Display Settings:

Format

Send to:

Choose Destination
We are sorry, but NCBI web applications do not support your browser and may not function properly. More information
Appl Environ Microbiol. 2007 Jun;73(11):3536-46. Epub 2007 Mar 30.

Genome sequence of the cellulolytic gliding bacterium Cytophaga hutchinsonii.

Author information

  • 1Los Alamos National Laboratory, New Mexico, USA.

Abstract

The complete DNA sequence of the aerobic cellulolytic soil bacterium Cytophaga hutchinsonii, which belongs to the phylum Bacteroidetes, is presented. The genome consists of a single, circular, 4.43-Mb chromosome containing 3,790 open reading frames, 1,986 of which have been assigned a tentative function. Two of the most striking characteristics of C. hutchinsonii are its rapid gliding motility over surfaces and its contact-dependent digestion of crystalline cellulose. The mechanism of C. hutchinsonii motility is not known, but its genome contains homologs for each of the gld genes that are required for gliding of the distantly related bacteroidete Flavobacterium johnsoniae. Cytophaga-Flavobacterium gliding appears to be novel and does not involve well-studied motility organelles such as flagella or type IV pili. Many genes thought to encode proteins involved in cellulose utilization were identified. These include candidate endo-beta-1,4-glucanases and beta-glucosidases. Surprisingly, obvious homologs of known cellobiohydrolases were not detected. Since such enzymes are needed for efficient cellulose digestion by well-studied cellulolytic bacteria, C. hutchinsonii either has novel cellobiohydrolases or has an unusual method of cellulose utilization. Genes encoding proteins with cohesin domains, which are characteristic of cellulosomes, were absent, but many proteins predicted to be involved in polysaccharide utilization had putative D5 domains, which are thought to be involved in anchoring proteins to the cell surface.

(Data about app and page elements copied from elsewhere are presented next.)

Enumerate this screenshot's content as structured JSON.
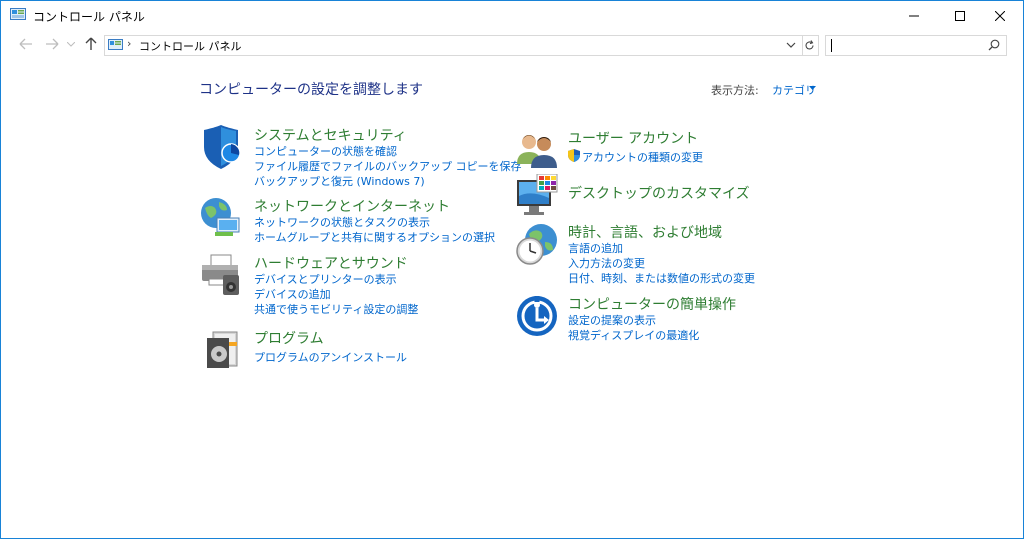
{
  "window": {
    "title": "コントロール パネル"
  },
  "addressbar": {
    "crumb": "コントロール パネル",
    "search_placeholder": ""
  },
  "main": {
    "heading": "コンピューターの設定を調整します",
    "view_by_label": "表示方法:",
    "view_by_value": "カテゴリ",
    "left": [
      {
        "title": "システムとセキュリティ",
        "icon": "shield-icon",
        "links": [
          "コンピューターの状態を確認",
          "ファイル履歴でファイルのバックアップ コピーを保存",
          "バックアップと復元 (Windows 7)"
        ]
      },
      {
        "title": "ネットワークとインターネット",
        "icon": "network-globe-icon",
        "links": [
          "ネットワークの状態とタスクの表示",
          "ホームグループと共有に関するオプションの選択"
        ]
      },
      {
        "title": "ハードウェアとサウンド",
        "icon": "printer-speaker-icon",
        "links": [
          "デバイスとプリンターの表示",
          "デバイスの追加",
          "共通で使うモビリティ設定の調整"
        ]
      },
      {
        "title": "プログラム",
        "icon": "programs-disc-icon",
        "links": [
          "プログラムのアンインストール"
        ]
      }
    ],
    "right": [
      {
        "title": "ユーザー アカウント",
        "icon": "users-icon",
        "links": [
          "アカウントの種類の変更"
        ]
      },
      {
        "title": "デスクトップのカスタマイズ",
        "icon": "monitor-palette-icon",
        "links": []
      },
      {
        "title": "時計、言語、および地域",
        "icon": "clock-globe-icon",
        "links": [
          "言語の追加",
          "入力方法の変更",
          "日付、時刻、または数値の形式の変更"
        ]
      },
      {
        "title": "コンピューターの簡単操作",
        "icon": "ease-of-access-icon",
        "links": [
          "設定の提案の表示",
          "視覚ディスプレイの最適化"
        ]
      }
    ]
  },
  "colors": {
    "category_title": "#2e7d32",
    "link": "#0066cc",
    "heading": "#1e3287",
    "window_border": "#1883d7"
  }
}
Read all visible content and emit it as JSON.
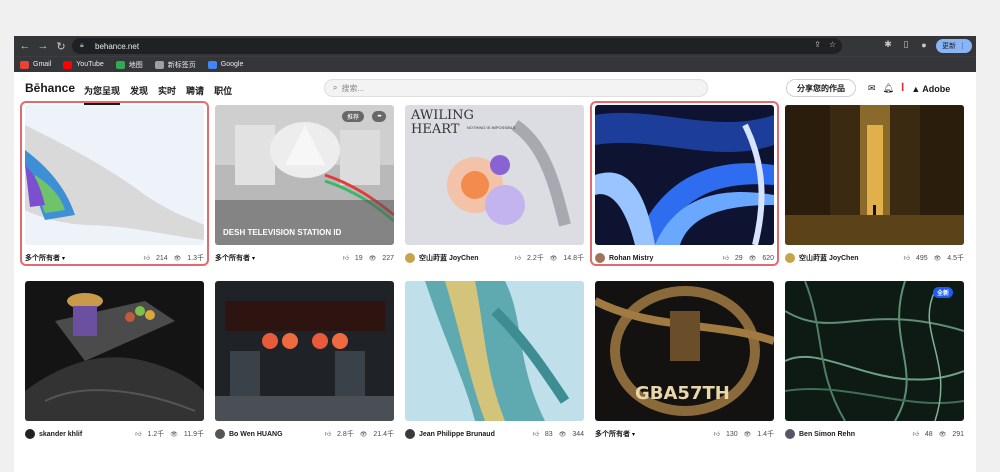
{
  "browser": {
    "url": "behance.net",
    "update_label": "更新",
    "bookmarks": [
      {
        "label": "Gmail",
        "color": "#ea4335"
      },
      {
        "label": "YouTube",
        "color": "#ff0000"
      },
      {
        "label": "地图",
        "color": "#34a853"
      },
      {
        "label": "新标签页",
        "color": "#9aa0a6"
      },
      {
        "label": "Google",
        "color": "#4285f4"
      }
    ]
  },
  "header": {
    "logo": "Bēhance",
    "nav": [
      "为您呈现",
      "发现",
      "实时",
      "聘请",
      "职位"
    ],
    "search_placeholder": "搜索...",
    "share_label": "分享您的作品",
    "adobe_label": "Adobe"
  },
  "cards": [
    {
      "owner": "多个所有者",
      "likes": "214",
      "views": "1.3千",
      "multi": true,
      "highlight": true,
      "title": "",
      "recommend": "",
      "badge": ""
    },
    {
      "owner": "多个所有者",
      "likes": "19",
      "views": "227",
      "multi": true,
      "highlight": false,
      "title": "DESH TELEVISION STATION ID",
      "recommend": "推荐",
      "badge": ""
    },
    {
      "owner": "空山莳蓝 JoyChen",
      "likes": "2.2千",
      "views": "14.8千",
      "multi": false,
      "highlight": false,
      "title": "",
      "recommend": "",
      "badge": ""
    },
    {
      "owner": "Rohan Mistry",
      "likes": "29",
      "views": "620",
      "multi": false,
      "highlight": true,
      "title": "",
      "recommend": "",
      "badge": ""
    },
    {
      "owner": "空山莳蓝 JoyChen",
      "likes": "495",
      "views": "4.5千",
      "multi": false,
      "highlight": false,
      "title": "",
      "recommend": "",
      "badge": ""
    },
    {
      "owner": "skander khlif",
      "likes": "1.2千",
      "views": "11.9千",
      "multi": false,
      "highlight": false,
      "title": "",
      "recommend": "",
      "badge": ""
    },
    {
      "owner": "Bo Wen HUANG",
      "likes": "2.8千",
      "views": "21.4千",
      "multi": false,
      "highlight": false,
      "title": "",
      "recommend": "",
      "badge": ""
    },
    {
      "owner": "Jean Philippe Brunaud",
      "likes": "83",
      "views": "344",
      "multi": false,
      "highlight": false,
      "title": "",
      "recommend": "",
      "badge": ""
    },
    {
      "owner": "多个所有者",
      "likes": "130",
      "views": "1.4千",
      "multi": true,
      "highlight": false,
      "title": "",
      "recommend": "",
      "badge": ""
    },
    {
      "owner": "Ben Simon Rehn",
      "likes": "48",
      "views": "291",
      "multi": false,
      "highlight": false,
      "title": "",
      "recommend": "",
      "badge": "全新"
    }
  ],
  "thumb_text": {
    "c3_l1": "AWILING",
    "c3_l2": "HEART",
    "c3_l3": "NOTHING IS IMPOSSIBLE",
    "c9_big": "GBA57TH"
  }
}
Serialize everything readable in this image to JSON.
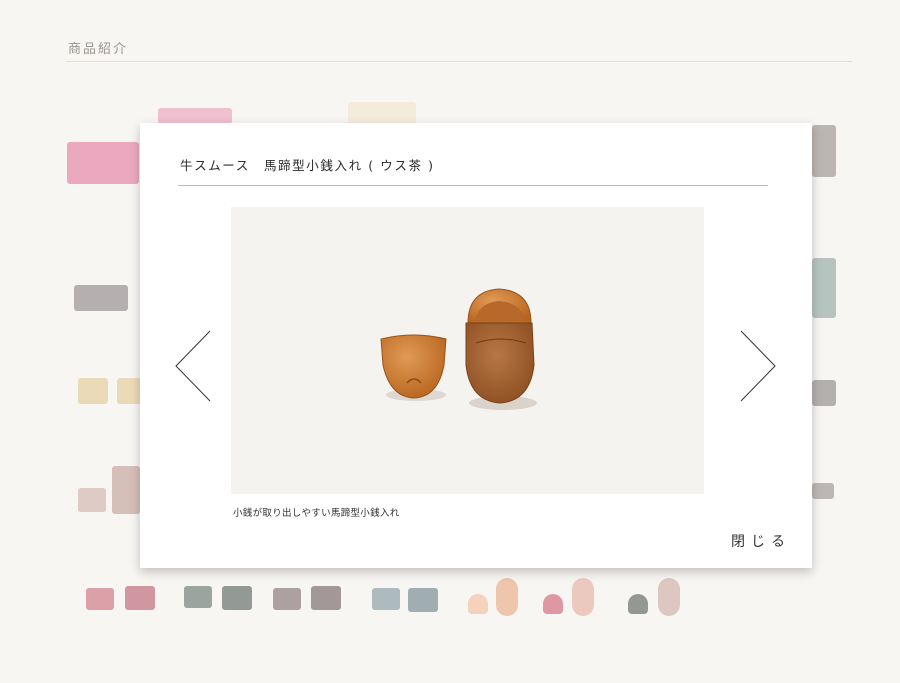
{
  "page": {
    "section_title": "商品紹介"
  },
  "modal": {
    "title": "牛スムース　馬蹄型小銭入れ ( ウス茶 )",
    "caption": "小銭が取り出しやすい馬蹄型小銭入れ",
    "close_label": "閉じる",
    "prev_icon": "chevron-left-icon",
    "next_icon": "chevron-right-icon"
  },
  "colors": {
    "background": "#f8f6f3",
    "accent_leather": "#c9782f",
    "text": "#2b2b2b"
  }
}
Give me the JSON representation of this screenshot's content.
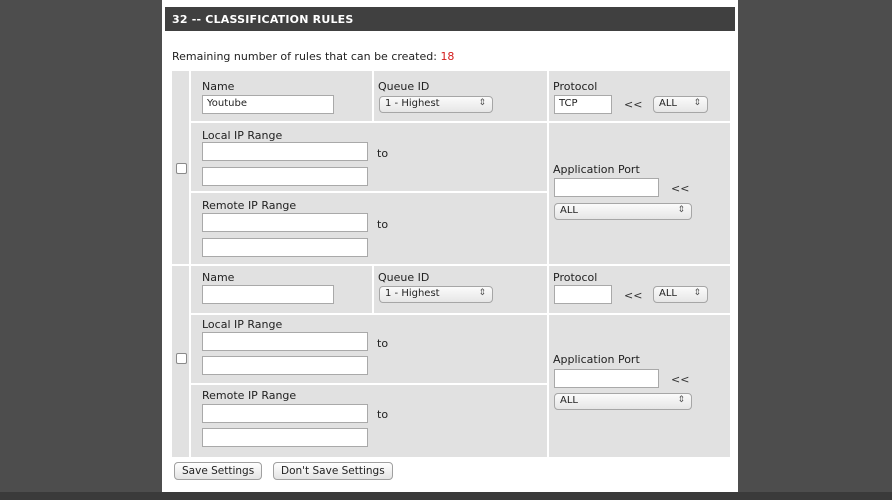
{
  "header": {
    "title": "32 -- CLASSIFICATION RULES"
  },
  "remaining": {
    "label": "Remaining number of rules that can be created:",
    "count": "18"
  },
  "labels": {
    "name": "Name",
    "queue_id": "Queue ID",
    "protocol": "Protocol",
    "local_ip_range": "Local IP Range",
    "remote_ip_range": "Remote IP Range",
    "application_port": "Application Port",
    "to": "to",
    "lt": "<<"
  },
  "rules": [
    {
      "name": "Youtube",
      "queue_id": "1 - Highest",
      "protocol_value": "TCP",
      "protocol_select": "ALL",
      "local_ip_start": "",
      "local_ip_end": "",
      "remote_ip_start": "",
      "remote_ip_end": "",
      "app_port": "",
      "app_port_select": "ALL",
      "checked": false
    },
    {
      "name": "",
      "queue_id": "1 - Highest",
      "protocol_value": "",
      "protocol_select": "ALL",
      "local_ip_start": "",
      "local_ip_end": "",
      "remote_ip_start": "",
      "remote_ip_end": "",
      "app_port": "",
      "app_port_select": "ALL",
      "checked": false
    }
  ],
  "buttons": {
    "save": "Save Settings",
    "dont_save": "Don't Save Settings"
  }
}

PMID:
17400776
[PubMed - indexed for MEDLINE]
PMCID:
PMC1932680
Free PMC Article

Images from this publication.See all images (4)Free text

FIG. 1.
FIG. 2.
FIG. 3.
FIG. 4.
PubMed Commons home

PubMed Commons

0 comments
How to join PubMed Commons

    Supplemental Content

    Full text links

    Icon for HighWire Icon for PubMed Central
    Loading ...
    Write to the Help Desk